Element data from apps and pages

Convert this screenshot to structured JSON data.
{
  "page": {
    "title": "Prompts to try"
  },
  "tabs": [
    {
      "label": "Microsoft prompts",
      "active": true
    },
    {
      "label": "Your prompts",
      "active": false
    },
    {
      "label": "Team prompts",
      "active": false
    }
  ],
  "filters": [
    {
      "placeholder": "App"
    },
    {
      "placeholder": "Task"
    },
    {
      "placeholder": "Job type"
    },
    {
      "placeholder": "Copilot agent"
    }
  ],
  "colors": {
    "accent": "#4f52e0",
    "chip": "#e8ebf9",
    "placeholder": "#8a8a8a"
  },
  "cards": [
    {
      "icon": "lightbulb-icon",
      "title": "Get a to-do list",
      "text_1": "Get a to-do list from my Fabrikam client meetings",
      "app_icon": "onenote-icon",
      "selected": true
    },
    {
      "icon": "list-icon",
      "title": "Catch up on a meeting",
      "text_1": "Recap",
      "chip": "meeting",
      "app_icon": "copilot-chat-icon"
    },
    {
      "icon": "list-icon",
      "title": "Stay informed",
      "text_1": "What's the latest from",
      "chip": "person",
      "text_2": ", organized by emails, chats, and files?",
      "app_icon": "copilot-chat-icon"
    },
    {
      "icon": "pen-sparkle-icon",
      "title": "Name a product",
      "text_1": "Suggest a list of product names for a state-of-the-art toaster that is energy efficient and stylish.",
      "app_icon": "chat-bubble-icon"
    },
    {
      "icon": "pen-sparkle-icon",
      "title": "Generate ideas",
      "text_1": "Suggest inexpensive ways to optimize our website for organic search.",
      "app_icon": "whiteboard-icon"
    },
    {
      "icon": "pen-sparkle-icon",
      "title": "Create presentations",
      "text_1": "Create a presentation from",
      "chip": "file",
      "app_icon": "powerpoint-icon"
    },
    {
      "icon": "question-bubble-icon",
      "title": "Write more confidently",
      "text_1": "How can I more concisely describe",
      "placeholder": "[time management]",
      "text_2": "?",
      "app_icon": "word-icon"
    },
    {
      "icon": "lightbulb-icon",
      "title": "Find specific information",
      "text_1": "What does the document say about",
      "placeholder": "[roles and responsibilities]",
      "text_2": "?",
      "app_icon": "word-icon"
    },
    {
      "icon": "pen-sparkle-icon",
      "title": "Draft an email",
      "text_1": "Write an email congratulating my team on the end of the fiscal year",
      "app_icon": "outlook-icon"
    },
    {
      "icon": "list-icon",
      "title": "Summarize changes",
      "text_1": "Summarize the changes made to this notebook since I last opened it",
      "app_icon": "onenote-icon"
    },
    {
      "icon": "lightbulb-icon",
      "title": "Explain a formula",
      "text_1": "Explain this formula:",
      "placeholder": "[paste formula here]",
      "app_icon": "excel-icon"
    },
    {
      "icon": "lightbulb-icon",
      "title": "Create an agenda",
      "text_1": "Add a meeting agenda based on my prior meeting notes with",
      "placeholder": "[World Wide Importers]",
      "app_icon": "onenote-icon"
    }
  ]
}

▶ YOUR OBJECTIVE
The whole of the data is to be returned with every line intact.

▶ RESULT OF THE TASK
Convert this screenshot to structured JSON data.
{
  "page": {
    "title": "Prompts to try"
  },
  "tabs": [
    {
      "label": "Microsoft prompts",
      "active": true
    },
    {
      "label": "Your prompts",
      "active": false
    },
    {
      "label": "Team prompts",
      "active": false
    }
  ],
  "filters": [
    {
      "placeholder": "App"
    },
    {
      "placeholder": "Task"
    },
    {
      "placeholder": "Job type"
    },
    {
      "placeholder": "Copilot agent"
    }
  ],
  "colors": {
    "accent": "#4f52e0",
    "chip": "#e8ebf9",
    "placeholder": "#8a8a8a"
  },
  "cards": [
    {
      "icon": "lightbulb-icon",
      "title": "Get a to-do list",
      "text_1": "Get a to-do list from my Fabrikam client meetings",
      "app_icon": "onenote-icon",
      "selected": true
    },
    {
      "icon": "list-icon",
      "title": "Catch up on a meeting",
      "text_1": "Recap",
      "chip": "meeting",
      "app_icon": "copilot-chat-icon"
    },
    {
      "icon": "list-icon",
      "title": "Stay informed",
      "text_1": "What's the latest from",
      "chip": "person",
      "text_2": ", organized by emails, chats, and files?",
      "app_icon": "copilot-chat-icon"
    },
    {
      "icon": "pen-sparkle-icon",
      "title": "Name a product",
      "text_1": "Suggest a list of product names for a state-of-the-art toaster that is energy efficient and stylish.",
      "app_icon": "chat-bubble-icon"
    },
    {
      "icon": "pen-sparkle-icon",
      "title": "Generate ideas",
      "text_1": "Suggest inexpensive ways to optimize our website for organic search.",
      "app_icon": "whiteboard-icon"
    },
    {
      "icon": "pen-sparkle-icon",
      "title": "Create presentations",
      "text_1": "Create a presentation from",
      "chip": "file",
      "app_icon": "powerpoint-icon"
    },
    {
      "icon": "question-bubble-icon",
      "title": "Write more confidently",
      "text_1": "How can I more concisely describe",
      "placeholder": "[time management]",
      "text_2": "?",
      "app_icon": "word-icon"
    },
    {
      "icon": "lightbulb-icon",
      "title": "Find specific information",
      "text_1": "What does the document say about",
      "placeholder": "[roles and responsibilities]",
      "text_2": "?",
      "app_icon": "word-icon"
    },
    {
      "icon": "pen-sparkle-icon",
      "title": "Draft an email",
      "text_1": "Write an email congratulating my team on the end of the fiscal year",
      "app_icon": "outlook-icon"
    },
    {
      "icon": "list-icon",
      "title": "Summarize changes",
      "text_1": "Summarize the changes made to this notebook since I last opened it",
      "app_icon": "onenote-icon"
    },
    {
      "icon": "lightbulb-icon",
      "title": "Explain a formula",
      "text_1": "Explain this formula:",
      "placeholder": "[paste formula here]",
      "app_icon": "excel-icon"
    },
    {
      "icon": "lightbulb-icon",
      "title": "Create an agenda",
      "text_1": "Add a meeting agenda based on my prior meeting notes with",
      "placeholder": "[World Wide Importers]",
      "app_icon": "onenote-icon"
    }
  ]
}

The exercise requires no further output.